WHAT THE TASK ASKS: The answer must restate every record word for word.

RECORDS SHOWN:
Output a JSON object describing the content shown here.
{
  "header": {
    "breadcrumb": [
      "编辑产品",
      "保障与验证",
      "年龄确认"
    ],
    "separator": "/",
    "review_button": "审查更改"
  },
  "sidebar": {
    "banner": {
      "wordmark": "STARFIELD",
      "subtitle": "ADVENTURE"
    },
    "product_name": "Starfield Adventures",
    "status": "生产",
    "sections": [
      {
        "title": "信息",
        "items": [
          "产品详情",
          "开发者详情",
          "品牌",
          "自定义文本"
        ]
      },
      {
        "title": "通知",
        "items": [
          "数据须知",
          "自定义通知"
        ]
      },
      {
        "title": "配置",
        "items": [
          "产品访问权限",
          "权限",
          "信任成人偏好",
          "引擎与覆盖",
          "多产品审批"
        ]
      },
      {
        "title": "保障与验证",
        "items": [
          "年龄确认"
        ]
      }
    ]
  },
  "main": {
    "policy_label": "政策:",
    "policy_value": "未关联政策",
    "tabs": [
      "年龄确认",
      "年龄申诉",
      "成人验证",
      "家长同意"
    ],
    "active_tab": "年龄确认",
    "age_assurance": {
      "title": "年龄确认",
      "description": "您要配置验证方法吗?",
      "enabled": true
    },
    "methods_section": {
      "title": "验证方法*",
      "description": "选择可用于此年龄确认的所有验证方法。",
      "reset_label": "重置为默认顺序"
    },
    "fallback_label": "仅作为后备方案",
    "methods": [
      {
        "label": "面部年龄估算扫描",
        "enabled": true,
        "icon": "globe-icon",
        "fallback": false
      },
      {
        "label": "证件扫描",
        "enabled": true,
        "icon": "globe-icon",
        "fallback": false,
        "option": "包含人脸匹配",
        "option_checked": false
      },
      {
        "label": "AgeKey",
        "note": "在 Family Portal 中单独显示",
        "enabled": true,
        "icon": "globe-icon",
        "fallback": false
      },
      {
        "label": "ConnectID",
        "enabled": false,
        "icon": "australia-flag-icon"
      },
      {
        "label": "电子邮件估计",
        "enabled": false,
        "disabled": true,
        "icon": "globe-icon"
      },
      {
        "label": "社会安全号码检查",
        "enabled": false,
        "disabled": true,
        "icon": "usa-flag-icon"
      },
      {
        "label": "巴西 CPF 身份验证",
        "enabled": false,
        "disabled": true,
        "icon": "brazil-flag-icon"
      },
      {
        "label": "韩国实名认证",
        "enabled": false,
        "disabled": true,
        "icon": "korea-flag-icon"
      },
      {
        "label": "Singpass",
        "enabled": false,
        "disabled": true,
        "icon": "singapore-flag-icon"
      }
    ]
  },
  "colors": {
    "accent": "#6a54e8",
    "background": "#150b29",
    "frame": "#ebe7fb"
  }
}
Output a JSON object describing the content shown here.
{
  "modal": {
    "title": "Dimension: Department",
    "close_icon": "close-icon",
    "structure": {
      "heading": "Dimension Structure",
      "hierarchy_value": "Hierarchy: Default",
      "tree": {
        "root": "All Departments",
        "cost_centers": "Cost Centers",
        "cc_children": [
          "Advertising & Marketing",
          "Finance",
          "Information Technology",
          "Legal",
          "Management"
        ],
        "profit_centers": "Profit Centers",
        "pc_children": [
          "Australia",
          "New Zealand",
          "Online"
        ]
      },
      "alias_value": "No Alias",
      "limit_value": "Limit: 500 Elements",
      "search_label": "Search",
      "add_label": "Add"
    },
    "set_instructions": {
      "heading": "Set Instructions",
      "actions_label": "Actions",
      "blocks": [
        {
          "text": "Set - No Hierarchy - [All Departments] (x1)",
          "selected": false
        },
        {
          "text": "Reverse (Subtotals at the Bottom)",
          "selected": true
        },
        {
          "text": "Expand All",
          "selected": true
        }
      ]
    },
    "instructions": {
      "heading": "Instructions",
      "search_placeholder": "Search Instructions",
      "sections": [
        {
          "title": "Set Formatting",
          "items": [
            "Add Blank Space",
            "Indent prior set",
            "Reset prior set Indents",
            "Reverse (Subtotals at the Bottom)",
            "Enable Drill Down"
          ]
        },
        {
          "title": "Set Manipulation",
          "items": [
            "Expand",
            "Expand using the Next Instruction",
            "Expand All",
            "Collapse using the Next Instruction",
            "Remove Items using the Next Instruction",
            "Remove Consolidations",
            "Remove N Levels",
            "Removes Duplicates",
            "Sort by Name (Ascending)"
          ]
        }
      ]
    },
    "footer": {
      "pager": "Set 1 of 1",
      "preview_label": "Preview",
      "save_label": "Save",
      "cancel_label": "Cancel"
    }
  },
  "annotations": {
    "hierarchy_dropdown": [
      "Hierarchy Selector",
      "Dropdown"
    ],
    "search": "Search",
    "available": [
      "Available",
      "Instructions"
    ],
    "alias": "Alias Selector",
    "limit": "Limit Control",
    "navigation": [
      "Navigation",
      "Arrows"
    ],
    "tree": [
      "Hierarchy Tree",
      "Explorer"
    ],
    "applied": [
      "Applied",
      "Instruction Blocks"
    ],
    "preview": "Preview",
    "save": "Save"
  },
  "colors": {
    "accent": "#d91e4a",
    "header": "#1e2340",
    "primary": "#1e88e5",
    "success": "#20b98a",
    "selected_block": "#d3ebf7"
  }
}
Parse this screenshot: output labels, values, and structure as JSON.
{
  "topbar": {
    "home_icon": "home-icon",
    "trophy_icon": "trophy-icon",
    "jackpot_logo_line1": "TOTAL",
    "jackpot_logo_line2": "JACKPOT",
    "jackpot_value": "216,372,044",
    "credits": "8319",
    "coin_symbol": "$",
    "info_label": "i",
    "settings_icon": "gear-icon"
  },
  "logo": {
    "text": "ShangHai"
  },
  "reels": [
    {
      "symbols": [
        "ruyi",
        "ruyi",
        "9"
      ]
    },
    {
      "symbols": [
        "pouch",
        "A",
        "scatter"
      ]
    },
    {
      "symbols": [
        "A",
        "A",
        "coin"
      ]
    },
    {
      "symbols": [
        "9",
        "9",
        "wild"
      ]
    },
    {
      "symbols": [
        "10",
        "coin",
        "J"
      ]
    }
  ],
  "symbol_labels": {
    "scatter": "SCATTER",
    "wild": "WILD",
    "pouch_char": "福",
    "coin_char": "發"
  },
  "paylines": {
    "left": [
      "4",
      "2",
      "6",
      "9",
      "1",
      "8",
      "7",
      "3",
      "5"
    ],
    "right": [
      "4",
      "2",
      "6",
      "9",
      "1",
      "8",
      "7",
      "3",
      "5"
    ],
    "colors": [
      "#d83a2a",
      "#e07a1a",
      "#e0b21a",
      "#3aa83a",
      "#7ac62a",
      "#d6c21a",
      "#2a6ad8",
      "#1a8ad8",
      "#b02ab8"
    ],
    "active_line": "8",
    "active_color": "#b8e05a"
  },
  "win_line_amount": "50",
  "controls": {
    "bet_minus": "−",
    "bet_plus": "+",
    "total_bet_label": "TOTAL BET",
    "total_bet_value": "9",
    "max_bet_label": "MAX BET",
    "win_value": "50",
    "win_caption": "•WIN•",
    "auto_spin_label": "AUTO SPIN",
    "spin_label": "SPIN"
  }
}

YOUR RESPONSE:
Output a JSON object describing the content shown here.
{
  "header": {
    "breadcrumb": [
      "编辑产品",
      "保障与验证",
      "年龄确认"
    ],
    "separator": "/",
    "review_button": "审查更改"
  },
  "sidebar": {
    "banner": {
      "wordmark": "STARFIELD",
      "subtitle": "ADVENTURE"
    },
    "product_name": "Starfield Adventures",
    "status": "生产",
    "sections": [
      {
        "title": "信息",
        "items": [
          "产品详情",
          "开发者详情",
          "品牌",
          "自定义文本"
        ]
      },
      {
        "title": "通知",
        "items": [
          "数据须知",
          "自定义通知"
        ]
      },
      {
        "title": "配置",
        "items": [
          "产品访问权限",
          "权限",
          "信任成人偏好",
          "引擎与覆盖",
          "多产品审批"
        ]
      },
      {
        "title": "保障与验证",
        "items": [
          "年龄确认"
        ]
      }
    ]
  },
  "main": {
    "policy_label": "政策:",
    "policy_value": "未关联政策",
    "tabs": [
      "年龄确认",
      "年龄申诉",
      "成人验证",
      "家长同意"
    ],
    "active_tab": "年龄确认",
    "age_assurance": {
      "title": "年龄确认",
      "description": "您要配置验证方法吗?",
      "enabled": true
    },
    "methods_section": {
      "title": "验证方法*",
      "description": "选择可用于此年龄确认的所有验证方法。",
      "reset_label": "重置为默认顺序"
    },
    "fallback_label": "仅作为后备方案",
    "methods": [
      {
        "label": "面部年龄估算扫描",
        "enabled": true,
        "icon": "globe-icon",
        "fallback": false
      },
      {
        "label": "证件扫描",
        "enabled": true,
        "icon": "globe-icon",
        "fallback": false,
        "option": "包含人脸匹配",
        "option_checked": false
      },
      {
        "label": "AgeKey",
        "note": "在 Family Portal 中单独显示",
        "enabled": true,
        "icon": "globe-icon",
        "fallback": false
      },
      {
        "label": "ConnectID",
        "enabled": false,
        "icon": "australia-flag-icon"
      },
      {
        "label": "电子邮件估计",
        "enabled": false,
        "disabled": true,
        "icon": "globe-icon"
      },
      {
        "label": "社会安全号码检查",
        "enabled": false,
        "disabled": true,
        "icon": "usa-flag-icon"
      },
      {
        "label": "巴西 CPF 身份验证",
        "enabled": false,
        "disabled": true,
        "icon": "brazil-flag-icon"
      },
      {
        "label": "韩国实名认证",
        "enabled": false,
        "disabled": true,
        "icon": "korea-flag-icon"
      },
      {
        "label": "Singpass",
        "enabled": false,
        "disabled": true,
        "icon": "singapore-flag-icon"
      }
    ]
  },
  "colors": {
    "accent": "#6a54e8",
    "background": "#150b29",
    "frame": "#ebe7fb"
  }
}
Output a JSON object describing the content shown here.
{
  "modal": {
    "title": "Dimension: Department",
    "close_icon": "close-icon",
    "structure": {
      "heading": "Dimension Structure",
      "hierarchy_value": "Hierarchy: Default",
      "tree": {
        "root": "All Departments",
        "cost_centers": "Cost Centers",
        "cc_children": [
          "Advertising & Marketing",
          "Finance",
          "Information Technology",
          "Legal",
          "Management"
        ],
        "profit_centers": "Profit Centers",
        "pc_children": [
          "Australia",
          "New Zealand",
          "Online"
        ]
      },
      "alias_value": "No Alias",
      "limit_value": "Limit: 500 Elements",
      "search_label": "Search",
      "add_label": "Add"
    },
    "set_instructions": {
      "heading": "Set Instructions",
      "actions_label": "Actions",
      "blocks": [
        {
          "text": "Set - No Hierarchy - [All Departments] (x1)",
          "selected": false
        },
        {
          "text": "Reverse (Subtotals at the Bottom)",
          "selected": true
        },
        {
          "text": "Expand All",
          "selected": true
        }
      ]
    },
    "instructions": {
      "heading": "Instructions",
      "search_placeholder": "Search Instructions",
      "sections": [
        {
          "title": "Set Formatting",
          "items": [
            "Add Blank Space",
            "Indent prior set",
            "Reset prior set Indents",
            "Reverse (Subtotals at the Bottom)",
            "Enable Drill Down"
          ]
        },
        {
          "title": "Set Manipulation",
          "items": [
            "Expand",
            "Expand using the Next Instruction",
            "Expand All",
            "Collapse using the Next Instruction",
            "Remove Items using the Next Instruction",
            "Remove Consolidations",
            "Remove N Levels",
            "Removes Duplicates",
            "Sort by Name (Ascending)"
          ]
        }
      ]
    },
    "footer": {
      "pager": "Set 1 of 1",
      "preview_label": "Preview",
      "save_label": "Save",
      "cancel_label": "Cancel"
    }
  },
  "annotations": {
    "hierarchy_dropdown": [
      "Hierarchy Selector",
      "Dropdown"
    ],
    "search": "Search",
    "available": [
      "Available",
      "Instructions"
    ],
    "alias": "Alias Selector",
    "limit": "Limit Control",
    "navigation": [
      "Navigation",
      "Arrows"
    ],
    "tree": [
      "Hierarchy Tree",
      "Explorer"
    ],
    "applied": [
      "Applied",
      "Instruction Blocks"
    ],
    "preview": "Preview",
    "save": "Save"
  },
  "colors": {
    "accent": "#d91e4a",
    "header": "#1e2340",
    "primary": "#1e88e5",
    "success": "#20b98a",
    "selected_block": "#d3ebf7"
  }
}
Parse this screenshot: output labels, values, and structure as JSON.
{
  "topbar": {
    "home_icon": "home-icon",
    "trophy_icon": "trophy-icon",
    "jackpot_logo_line1": "TOTAL",
    "jackpot_logo_line2": "JACKPOT",
    "jackpot_value": "216,372,044",
    "credits": "8319",
    "coin_symbol": "$",
    "info_label": "i",
    "settings_icon": "gear-icon"
  },
  "logo": {
    "text": "ShangHai"
  },
  "reels": [
    {
      "symbols": [
        "ruyi",
        "ruyi",
        "9"
      ]
    },
    {
      "symbols": [
        "pouch",
        "A",
        "scatter"
      ]
    },
    {
      "symbols": [
        "A",
        "A",
        "coin"
      ]
    },
    {
      "symbols": [
        "9",
        "9",
        "wild"
      ]
    },
    {
      "symbols": [
        "10",
        "coin",
        "J"
      ]
    }
  ],
  "symbol_labels": {
    "scatter": "SCATTER",
    "wild": "WILD",
    "pouch_char": "福",
    "coin_char": "發"
  },
  "paylines": {
    "left": [
      "4",
      "2",
      "6",
      "9",
      "1",
      "8",
      "7",
      "3",
      "5"
    ],
    "right": [
      "4",
      "2",
      "6",
      "9",
      "1",
      "8",
      "7",
      "3",
      "5"
    ],
    "colors": [
      "#d83a2a",
      "#e07a1a",
      "#e0b21a",
      "#3aa83a",
      "#7ac62a",
      "#d6c21a",
      "#2a6ad8",
      "#1a8ad8",
      "#b02ab8"
    ],
    "active_line": "8",
    "active_color": "#b8e05a"
  },
  "win_line_amount": "50",
  "controls": {
    "bet_minus": "−",
    "bet_plus": "+",
    "total_bet_label": "TOTAL BET",
    "total_bet_value": "9",
    "max_bet_label": "MAX BET",
    "win_value": "50",
    "win_caption": "•WIN•",
    "auto_spin_label": "AUTO SPIN",
    "spin_label": "SPIN"
  }
}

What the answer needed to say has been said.